* **Page and application data records**
****************************************

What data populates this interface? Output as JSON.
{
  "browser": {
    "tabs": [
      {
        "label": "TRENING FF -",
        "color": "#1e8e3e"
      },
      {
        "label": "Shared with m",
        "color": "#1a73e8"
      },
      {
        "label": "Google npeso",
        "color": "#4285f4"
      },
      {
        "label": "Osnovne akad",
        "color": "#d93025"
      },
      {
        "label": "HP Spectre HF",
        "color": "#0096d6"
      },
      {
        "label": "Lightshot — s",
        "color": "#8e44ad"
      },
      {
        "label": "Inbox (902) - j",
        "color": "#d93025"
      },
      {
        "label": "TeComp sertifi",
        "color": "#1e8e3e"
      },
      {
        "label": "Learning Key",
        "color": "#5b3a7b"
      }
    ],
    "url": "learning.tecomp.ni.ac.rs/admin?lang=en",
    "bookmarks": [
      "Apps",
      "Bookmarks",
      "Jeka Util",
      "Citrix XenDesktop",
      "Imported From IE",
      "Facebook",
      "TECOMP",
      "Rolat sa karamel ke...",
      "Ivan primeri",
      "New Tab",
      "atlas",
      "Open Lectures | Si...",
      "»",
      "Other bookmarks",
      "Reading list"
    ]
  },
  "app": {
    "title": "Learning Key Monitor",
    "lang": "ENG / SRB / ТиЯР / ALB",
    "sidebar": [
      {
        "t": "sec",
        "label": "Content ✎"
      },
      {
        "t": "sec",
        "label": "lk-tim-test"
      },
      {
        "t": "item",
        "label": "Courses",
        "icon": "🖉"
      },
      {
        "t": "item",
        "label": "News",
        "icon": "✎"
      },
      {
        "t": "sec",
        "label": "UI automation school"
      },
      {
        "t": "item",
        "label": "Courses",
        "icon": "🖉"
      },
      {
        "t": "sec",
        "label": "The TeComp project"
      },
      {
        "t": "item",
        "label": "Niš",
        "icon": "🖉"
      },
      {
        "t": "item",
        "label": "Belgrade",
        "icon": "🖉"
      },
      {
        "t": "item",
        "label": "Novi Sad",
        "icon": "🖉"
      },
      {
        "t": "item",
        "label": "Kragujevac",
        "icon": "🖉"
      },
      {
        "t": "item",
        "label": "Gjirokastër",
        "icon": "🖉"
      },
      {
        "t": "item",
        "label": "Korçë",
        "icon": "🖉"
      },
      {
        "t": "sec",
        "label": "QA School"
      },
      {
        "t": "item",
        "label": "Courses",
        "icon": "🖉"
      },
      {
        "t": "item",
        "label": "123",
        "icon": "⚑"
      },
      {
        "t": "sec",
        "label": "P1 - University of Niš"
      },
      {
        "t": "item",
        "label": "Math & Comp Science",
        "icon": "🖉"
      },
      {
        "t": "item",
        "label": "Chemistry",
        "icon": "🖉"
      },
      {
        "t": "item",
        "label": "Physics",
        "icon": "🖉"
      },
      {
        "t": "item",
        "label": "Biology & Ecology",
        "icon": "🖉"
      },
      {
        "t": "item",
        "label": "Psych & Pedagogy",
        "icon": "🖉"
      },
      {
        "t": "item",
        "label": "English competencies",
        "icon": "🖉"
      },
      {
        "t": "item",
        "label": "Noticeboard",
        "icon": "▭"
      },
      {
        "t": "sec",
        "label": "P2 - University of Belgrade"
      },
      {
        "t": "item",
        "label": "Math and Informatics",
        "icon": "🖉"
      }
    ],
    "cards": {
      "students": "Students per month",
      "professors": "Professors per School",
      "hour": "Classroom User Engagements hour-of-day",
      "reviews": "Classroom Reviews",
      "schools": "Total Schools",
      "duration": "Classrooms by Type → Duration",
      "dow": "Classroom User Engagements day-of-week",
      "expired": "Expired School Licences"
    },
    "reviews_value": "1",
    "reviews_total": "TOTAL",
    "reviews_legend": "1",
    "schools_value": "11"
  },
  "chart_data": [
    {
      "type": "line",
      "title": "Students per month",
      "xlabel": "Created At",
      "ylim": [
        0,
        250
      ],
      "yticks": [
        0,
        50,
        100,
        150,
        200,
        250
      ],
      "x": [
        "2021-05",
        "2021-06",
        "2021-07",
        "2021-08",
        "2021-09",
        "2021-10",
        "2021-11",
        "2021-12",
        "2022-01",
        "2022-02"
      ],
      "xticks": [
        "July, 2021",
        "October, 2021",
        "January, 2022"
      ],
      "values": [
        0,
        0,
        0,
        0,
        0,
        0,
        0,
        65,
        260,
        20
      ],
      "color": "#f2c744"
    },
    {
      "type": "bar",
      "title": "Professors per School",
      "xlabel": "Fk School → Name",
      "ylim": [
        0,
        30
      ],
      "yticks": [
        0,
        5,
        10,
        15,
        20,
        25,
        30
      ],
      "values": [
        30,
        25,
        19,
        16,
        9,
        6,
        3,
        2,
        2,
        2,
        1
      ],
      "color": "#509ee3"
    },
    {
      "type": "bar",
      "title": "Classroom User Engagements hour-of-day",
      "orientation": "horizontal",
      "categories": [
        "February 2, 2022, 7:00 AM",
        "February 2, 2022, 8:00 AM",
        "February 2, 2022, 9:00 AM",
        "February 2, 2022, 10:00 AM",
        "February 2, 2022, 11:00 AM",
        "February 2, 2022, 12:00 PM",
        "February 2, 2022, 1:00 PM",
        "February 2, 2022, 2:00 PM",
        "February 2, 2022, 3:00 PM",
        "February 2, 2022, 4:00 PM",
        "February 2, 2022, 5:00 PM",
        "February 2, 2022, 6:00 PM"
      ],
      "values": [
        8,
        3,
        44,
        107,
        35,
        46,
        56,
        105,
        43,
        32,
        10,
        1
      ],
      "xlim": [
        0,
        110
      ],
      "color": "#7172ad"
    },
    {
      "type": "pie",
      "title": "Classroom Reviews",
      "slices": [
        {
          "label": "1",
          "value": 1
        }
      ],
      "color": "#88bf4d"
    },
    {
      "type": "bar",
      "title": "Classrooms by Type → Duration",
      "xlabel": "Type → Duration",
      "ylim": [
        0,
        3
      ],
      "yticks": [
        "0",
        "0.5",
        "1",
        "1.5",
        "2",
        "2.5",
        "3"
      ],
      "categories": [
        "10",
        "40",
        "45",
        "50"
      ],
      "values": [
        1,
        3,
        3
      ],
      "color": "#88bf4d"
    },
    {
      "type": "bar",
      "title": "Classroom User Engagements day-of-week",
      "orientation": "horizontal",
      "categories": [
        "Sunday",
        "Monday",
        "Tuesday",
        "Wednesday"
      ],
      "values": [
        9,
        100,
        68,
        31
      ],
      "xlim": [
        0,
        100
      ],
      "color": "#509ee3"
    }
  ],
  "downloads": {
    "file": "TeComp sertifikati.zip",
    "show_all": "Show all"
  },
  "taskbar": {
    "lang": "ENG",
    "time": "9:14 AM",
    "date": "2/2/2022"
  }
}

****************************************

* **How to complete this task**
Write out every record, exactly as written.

* **Task solution**
What data populates this interface? Output as JSON.
{
  "browser": {
    "tabs": [
      {
        "label": "TRENING FF -",
        "color": "#1e8e3e"
      },
      {
        "label": "Shared with m",
        "color": "#1a73e8"
      },
      {
        "label": "Google npeso",
        "color": "#4285f4"
      },
      {
        "label": "Osnovne akad",
        "color": "#d93025"
      },
      {
        "label": "HP Spectre HF",
        "color": "#0096d6"
      },
      {
        "label": "Lightshot — s",
        "color": "#8e44ad"
      },
      {
        "label": "Inbox (902) - j",
        "color": "#d93025"
      },
      {
        "label": "TeComp sertifi",
        "color": "#1e8e3e"
      },
      {
        "label": "Learning Key",
        "color": "#5b3a7b"
      }
    ],
    "url": "learning.tecomp.ni.ac.rs/admin?lang=en",
    "bookmarks": [
      "Apps",
      "Bookmarks",
      "Jeka Util",
      "Citrix XenDesktop",
      "Imported From IE",
      "Facebook",
      "TECOMP",
      "Rolat sa karamel ke...",
      "Ivan primeri",
      "New Tab",
      "atlas",
      "Open Lectures | Si...",
      "»",
      "Other bookmarks",
      "Reading list"
    ]
  },
  "app": {
    "title": "Learning Key Monitor",
    "lang": "ENG / SRB / ТиЯР / ALB",
    "sidebar": [
      {
        "t": "sec",
        "label": "Content ✎"
      },
      {
        "t": "sec",
        "label": "lk-tim-test"
      },
      {
        "t": "item",
        "label": "Courses",
        "icon": "🖉"
      },
      {
        "t": "item",
        "label": "News",
        "icon": "✎"
      },
      {
        "t": "sec",
        "label": "UI automation school"
      },
      {
        "t": "item",
        "label": "Courses",
        "icon": "🖉"
      },
      {
        "t": "sec",
        "label": "The TeComp project"
      },
      {
        "t": "item",
        "label": "Niš",
        "icon": "🖉"
      },
      {
        "t": "item",
        "label": "Belgrade",
        "icon": "🖉"
      },
      {
        "t": "item",
        "label": "Novi Sad",
        "icon": "🖉"
      },
      {
        "t": "item",
        "label": "Kragujevac",
        "icon": "🖉"
      },
      {
        "t": "item",
        "label": "Gjirokastër",
        "icon": "🖉"
      },
      {
        "t": "item",
        "label": "Korçë",
        "icon": "🖉"
      },
      {
        "t": "sec",
        "label": "QA School"
      },
      {
        "t": "item",
        "label": "Courses",
        "icon": "🖉"
      },
      {
        "t": "item",
        "label": "123",
        "icon": "⚑"
      },
      {
        "t": "sec",
        "label": "P1 - University of Niš"
      },
      {
        "t": "item",
        "label": "Math & Comp Science",
        "icon": "🖉"
      },
      {
        "t": "item",
        "label": "Chemistry",
        "icon": "🖉"
      },
      {
        "t": "item",
        "label": "Physics",
        "icon": "🖉"
      },
      {
        "t": "item",
        "label": "Biology & Ecology",
        "icon": "🖉"
      },
      {
        "t": "item",
        "label": "Psych & Pedagogy",
        "icon": "🖉"
      },
      {
        "t": "item",
        "label": "English competencies",
        "icon": "🖉"
      },
      {
        "t": "item",
        "label": "Noticeboard",
        "icon": "▭"
      },
      {
        "t": "sec",
        "label": "P2 - University of Belgrade"
      },
      {
        "t": "item",
        "label": "Math and Informatics",
        "icon": "🖉"
      }
    ],
    "cards": {
      "students": "Students per month",
      "professors": "Professors per School",
      "hour": "Classroom User Engagements hour-of-day",
      "reviews": "Classroom Reviews",
      "schools": "Total Schools",
      "duration": "Classrooms by Type → Duration",
      "dow": "Classroom User Engagements day-of-week",
      "expired": "Expired School Licences"
    },
    "reviews_value": "1",
    "reviews_total": "TOTAL",
    "reviews_legend": "1",
    "schools_value": "11"
  },
  "chart_data": [
    {
      "type": "line",
      "title": "Students per month",
      "xlabel": "Created At",
      "ylim": [
        0,
        250
      ],
      "yticks": [
        0,
        50,
        100,
        150,
        200,
        250
      ],
      "x": [
        "2021-05",
        "2021-06",
        "2021-07",
        "2021-08",
        "2021-09",
        "2021-10",
        "2021-11",
        "2021-12",
        "2022-01",
        "2022-02"
      ],
      "xticks": [
        "July, 2021",
        "October, 2021",
        "January, 2022"
      ],
      "values": [
        0,
        0,
        0,
        0,
        0,
        0,
        0,
        65,
        260,
        20
      ],
      "color": "#f2c744"
    },
    {
      "type": "bar",
      "title": "Professors per School",
      "xlabel": "Fk School → Name",
      "ylim": [
        0,
        30
      ],
      "yticks": [
        0,
        5,
        10,
        15,
        20,
        25,
        30
      ],
      "values": [
        30,
        25,
        19,
        16,
        9,
        6,
        3,
        2,
        2,
        2,
        1
      ],
      "color": "#509ee3"
    },
    {
      "type": "bar",
      "title": "Classroom User Engagements hour-of-day",
      "orientation": "horizontal",
      "categories": [
        "February 2, 2022, 7:00 AM",
        "February 2, 2022, 8:00 AM",
        "February 2, 2022, 9:00 AM",
        "February 2, 2022, 10:00 AM",
        "February 2, 2022, 11:00 AM",
        "February 2, 2022, 12:00 PM",
        "February 2, 2022, 1:00 PM",
        "February 2, 2022, 2:00 PM",
        "February 2, 2022, 3:00 PM",
        "February 2, 2022, 4:00 PM",
        "February 2, 2022, 5:00 PM",
        "February 2, 2022, 6:00 PM"
      ],
      "values": [
        8,
        3,
        44,
        107,
        35,
        46,
        56,
        105,
        43,
        32,
        10,
        1
      ],
      "xlim": [
        0,
        110
      ],
      "color": "#7172ad"
    },
    {
      "type": "pie",
      "title": "Classroom Reviews",
      "slices": [
        {
          "label": "1",
          "value": 1
        }
      ],
      "color": "#88bf4d"
    },
    {
      "type": "bar",
      "title": "Classrooms by Type → Duration",
      "xlabel": "Type → Duration",
      "ylim": [
        0,
        3
      ],
      "yticks": [
        "0",
        "0.5",
        "1",
        "1.5",
        "2",
        "2.5",
        "3"
      ],
      "categories": [
        "10",
        "40",
        "45",
        "50"
      ],
      "values": [
        1,
        3,
        3
      ],
      "color": "#88bf4d"
    },
    {
      "type": "bar",
      "title": "Classroom User Engagements day-of-week",
      "orientation": "horizontal",
      "categories": [
        "Sunday",
        "Monday",
        "Tuesday",
        "Wednesday"
      ],
      "values": [
        9,
        100,
        68,
        31
      ],
      "xlim": [
        0,
        100
      ],
      "color": "#509ee3"
    }
  ],
  "downloads": {
    "file": "TeComp sertifikati.zip",
    "show_all": "Show all"
  },
  "taskbar": {
    "lang": "ENG",
    "time": "9:14 AM",
    "date": "2/2/2022"
  }
}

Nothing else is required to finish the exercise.